- 1983 "Blue World" (#62)
My allegiance to the studio precision of Steely Dan's music came out of nowhere - they were one of the few bands my father never showed any interest in yet whenever I heard one of their tracks on the radio, it called to me. Still my first SD album was 1982's Gold followed mere month later by the double album Greatest Hits from 1978. One of my major record club coups was picking up the Citizen Steely Dan 1972-1980 boxed set for $10. Have since picked up most of the original albums in best quality mastering (post 1998) because the music therein is so worth it. Also scored Gold (Expanded Edition) with "4 additional recordings" cause I am a sucker for those sorts of things. Unless I miss my guess, A Decade Of Steely Dan was one of the first CD only compilations that began appearing in 1985 like The CD of JB below among the Honorable Mentions.

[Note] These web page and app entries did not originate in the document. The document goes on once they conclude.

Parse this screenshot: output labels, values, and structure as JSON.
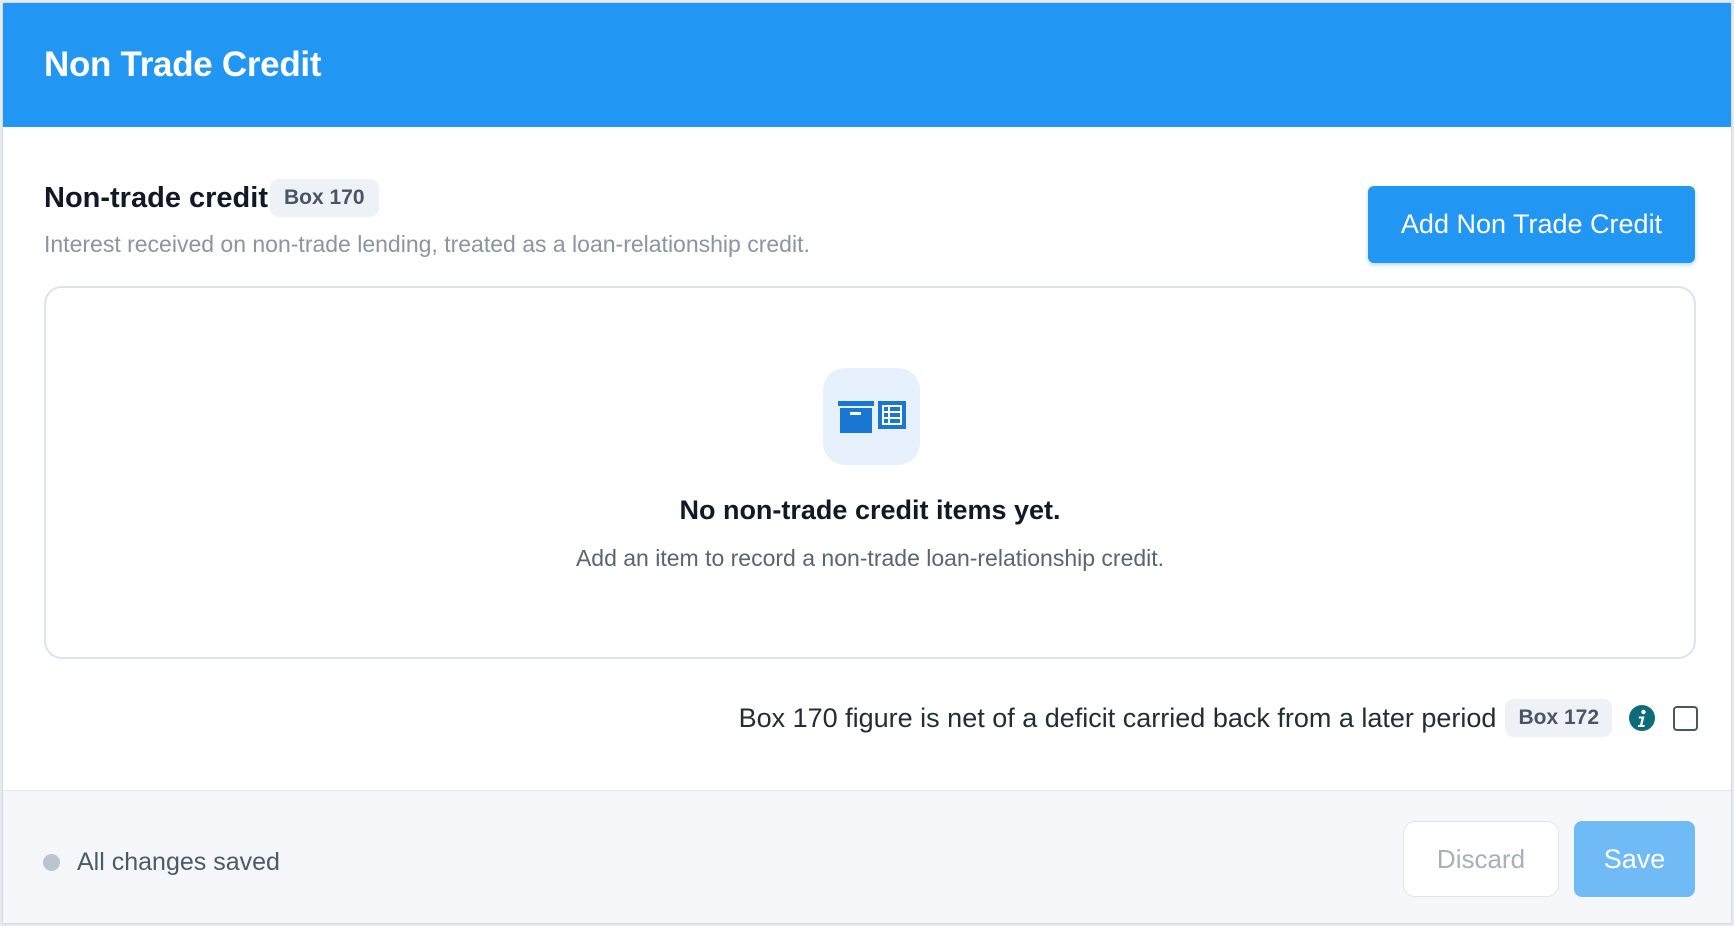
{
  "header": {
    "title": "Non Trade Credit"
  },
  "section": {
    "title": "Non-trade credit",
    "badge": "Box 170",
    "description": "Interest received on non-trade lending, treated as a loan-relationship credit.",
    "add_button": "Add Non Trade Credit"
  },
  "empty_state": {
    "icon": "archive-box-with-list-icon",
    "title": "No non-trade credit items yet.",
    "description": "Add an item to record a non-trade loan-relationship credit."
  },
  "option": {
    "label": "Box 170 figure is net of a deficit carried back from a later period",
    "badge": "Box 172",
    "info_icon": "info-icon",
    "checked": false
  },
  "footer": {
    "status": "All changes saved",
    "discard_label": "Discard",
    "save_label": "Save"
  },
  "colors": {
    "primary": "#2196f3",
    "save_disabled": "#70baf6",
    "info": "#0e6b79"
  }
}
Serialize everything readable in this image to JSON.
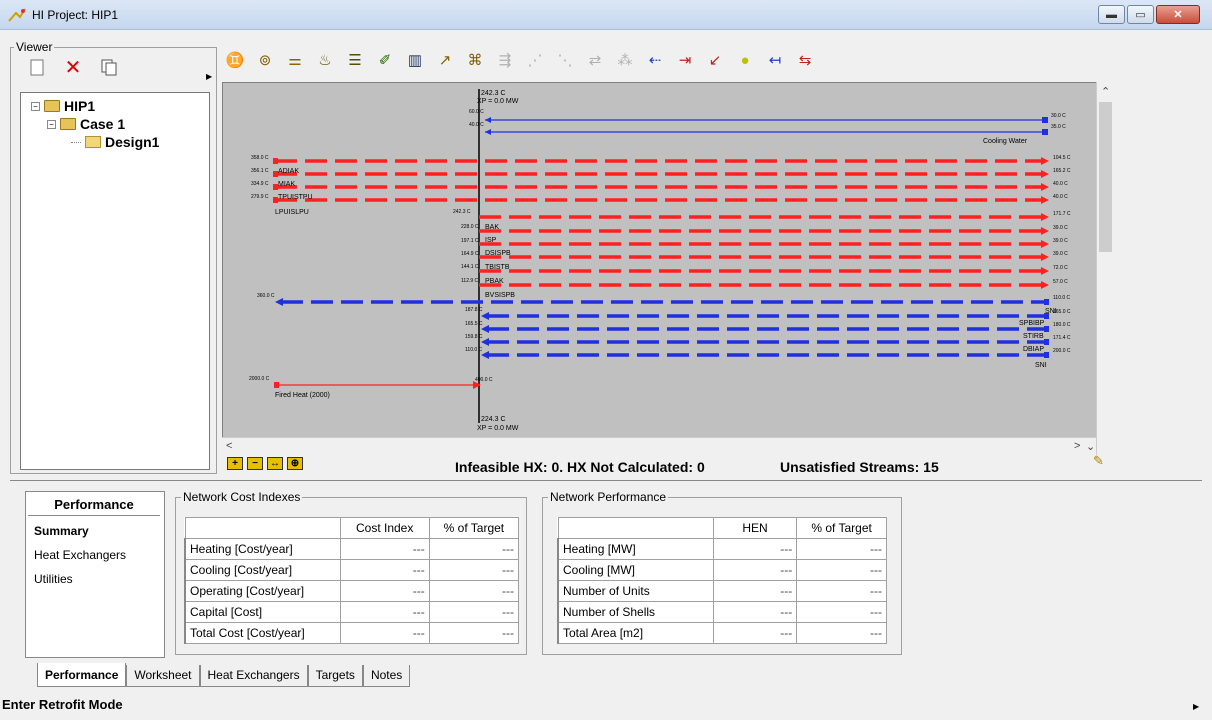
{
  "window": {
    "title": "HI Project: HIP1",
    "min": "▬",
    "max": "▭",
    "close": "✕"
  },
  "viewer": {
    "legend": "Viewer",
    "tree": [
      {
        "label": "HIP1"
      },
      {
        "label": "Case 1"
      },
      {
        "label": "Design1"
      }
    ]
  },
  "diagram": {
    "top_pinch_temp": "242.3 C",
    "top_pinch_duty": "XP = 0.0 MW",
    "bottom_pinch_temp": "224.3 C",
    "bottom_pinch_duty": "XP = 0.0 MW",
    "utility_streams": [
      {
        "name": "Cooling Water",
        "left_temp": "40.0 C",
        "right_temp": "30.0 C",
        "right_temp2": "35.0 C"
      },
      {
        "name": "Fired Heat (2000)",
        "left_temp": "2000.0 C",
        "right_temp": "400.0 C"
      }
    ],
    "stream_labels": [
      "ADIAK",
      "MIAK",
      "TPUISTPU",
      "LPUISLPU",
      "BAK",
      "ISP",
      "DSISPB",
      "TBISTB",
      "PBAK",
      "BVSISPB",
      "SNI",
      "SPBIBP",
      "STIRB",
      "DBIAP",
      "SNI"
    ],
    "hot_left_temps": [
      "358.0 C",
      "356.1 C",
      "334.9 C",
      "279.9 C"
    ],
    "hot_mid_temps": [
      "242.3 C",
      "228.0 C",
      "197.1 C",
      "164.9 C",
      "144.1 C",
      "112.9 C"
    ],
    "hot_right_temps": [
      "104.5 C",
      "165.2 C",
      "40.0 C",
      "40.0 C",
      "171.7 C",
      "39.0 C",
      "39.0 C",
      "39.0 C",
      "72.0 C",
      "57.0 C"
    ],
    "cold_left_temp": "360.0 C",
    "cold_mid_temps": [
      "187.8 C",
      "165.5 C",
      "159.8 C",
      "110.0 C"
    ],
    "cold_right_temps": [
      "110.0 C",
      "165.0 C",
      "180.0 C",
      "171.4 C",
      "200.0 C"
    ],
    "status_hx": "Infeasible HX: 0. HX Not Calculated: 0",
    "status_streams": "Unsatisfied Streams: 15"
  },
  "performance": {
    "header": "Performance",
    "items": [
      "Summary",
      "Heat Exchangers",
      "Utilities"
    ]
  },
  "cost_indexes": {
    "legend": "Network Cost Indexes",
    "columns": [
      "Cost Index",
      "% of Target"
    ],
    "rows": [
      {
        "label": "Heating [Cost/year]",
        "v1": "---",
        "v2": "---"
      },
      {
        "label": "Cooling [Cost/year]",
        "v1": "---",
        "v2": "---"
      },
      {
        "label": "Operating [Cost/year]",
        "v1": "---",
        "v2": "---"
      },
      {
        "label": "Capital [Cost]",
        "v1": "---",
        "v2": "---"
      },
      {
        "label": "Total Cost [Cost/year]",
        "v1": "---",
        "v2": "---"
      }
    ]
  },
  "network_performance": {
    "legend": "Network Performance",
    "columns": [
      "HEN",
      "% of Target"
    ],
    "rows": [
      {
        "label": "Heating [MW]",
        "v1": "---",
        "v2": "---"
      },
      {
        "label": "Cooling [MW]",
        "v1": "---",
        "v2": "---"
      },
      {
        "label": "Number of Units",
        "v1": "---",
        "v2": "---"
      },
      {
        "label": "Number of Shells",
        "v1": "---",
        "v2": "---"
      },
      {
        "label": "Total Area [m2]",
        "v1": "---",
        "v2": "---"
      }
    ]
  },
  "tabs": [
    "Performance",
    "Worksheet",
    "Heat Exchangers",
    "Targets",
    "Notes"
  ],
  "retrofit": "Enter Retrofit Mode",
  "colors": {
    "hot": "#ff2020",
    "cold": "#2030e0",
    "canvas": "#c0c0c0"
  }
}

Are these the Greatest Hits? Becker and Fagen were no strangers to the charts, pegging fifteen Hot 100 singles and seven adult contemporary singles. These five charted singles didn't make the cut for A Decade...:
- 1973 "Show Biz Kids" (#61)
- 1974 "Pretzel Logic" (#57)
- 1976 "The Fez" (#59)
- 1978 "Josie" (#26)
- 1981 "Time Out Of Mind" (#22)
- James Brown - The CD of JB
- The Doors - The Best Of The Doors
- Aretha Franklin - 30 Greatest Hits
- Jethro Tull - Original Masters
- Little Richard - Essential
- Eddie Rabbitt - Number Ones
Share your favorite Greatest Hits compilations in the Comments below.